BRIDGEPORT — Filling City Council Chambers hasn’t given the schools superintendent the budget she says is necessary to run the district properly.
Neither have sit-downs with City Council committees.
So Schools Superintendent Aresta Johnson has embarked on a new strategy. With budget season a couple of months away, she held the first of what is planned as a series of community forums to educate the public and council about the consequences of an underfunded budget.
The next forum will be held 5:30 p.m. on Nov. 28 at Thomas Hooker School, 138 Roger Williams Road.
Wednesday’s session was punctuated with stories, not data.
Bryant School’s Victoria Egri told of students whose love of reading has blossomed because of an online program called “myOn.” The school of 357 students has read more than 75,000 books over the past three years. On Oct. 31, 2018, however, the plug was pulled on myOn, when the district’s subscription ran out and was not renewed.
Bassick Interim Principal Joe Raiola talked of having to say “No” to a teacher who wanted to start a National Honor Society chapter at the school because his budget couldn’t spare the $350 sponsorship fee. Instead, she was told to hold a fundraiser.
And Curiale Principal Brett Gustafson — who had success raising test scores in New York City — talked of being shocked at the lack of resources when he returned to his home town to work in the district six years ago.
“Since then, there have been massive budget cuts,” Gustafson said. “We have lost kindergarten (aides), the parent coordinator, literacy and math coaches, interventionists, my dean of students, a security guard and supply money.”
The crowd that the principals addressed in the Bassick High School auditorium was sparse. The only City Council member there was Kyle Langan, D-132.
They speakers were very much preaching to the choir.
“Know that I am fighting, but I am fighting an uphill battle,” said the first-term council member. “I tried my best to fight for more funding for education during this last budget season.”
Langan said he was in the minority, unable to convince the majority of the council to move some money from a supplemental line item in the police department budget to education during the last budget session.

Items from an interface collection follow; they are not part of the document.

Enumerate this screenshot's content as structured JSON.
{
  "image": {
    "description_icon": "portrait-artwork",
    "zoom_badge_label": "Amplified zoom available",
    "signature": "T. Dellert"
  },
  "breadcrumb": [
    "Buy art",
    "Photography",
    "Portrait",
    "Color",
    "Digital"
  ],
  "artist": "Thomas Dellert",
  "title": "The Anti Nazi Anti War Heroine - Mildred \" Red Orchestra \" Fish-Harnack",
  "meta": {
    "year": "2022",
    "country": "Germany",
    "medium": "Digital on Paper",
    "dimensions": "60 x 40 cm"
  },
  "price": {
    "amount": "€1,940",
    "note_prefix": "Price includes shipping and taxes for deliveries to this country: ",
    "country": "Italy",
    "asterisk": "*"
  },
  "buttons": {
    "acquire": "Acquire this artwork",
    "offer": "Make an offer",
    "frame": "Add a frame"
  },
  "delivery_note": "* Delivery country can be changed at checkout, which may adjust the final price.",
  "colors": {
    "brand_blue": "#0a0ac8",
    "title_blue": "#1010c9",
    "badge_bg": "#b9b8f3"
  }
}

The school district ended up with a $1 million boost from the city — more than the $387,593 boost the year before but millions less than officials said was needed to run a status quo school district. Since the 2014-15 fiscal year, despite rising costs, the district has received a total increase of 3.63 percent. Its current operating budget stands as $248.4 million for some 21,000 students.
Michael Testani, director of adult education for the district, asked why the council was unwilling to sufficiently fund its schools. Langan said there are a few hurdles, the state’s minimum budget requirement being one of them.
“If we give more funding, we have to continue to give at least that amount in the next year,” Langan said. “So there is a hesitancy amongst us to raise that number, because it has to stay there.”
The council also has no control over the money it gives the district, he said. And there remains mistrust over whether the money is spent as efficiently as possible.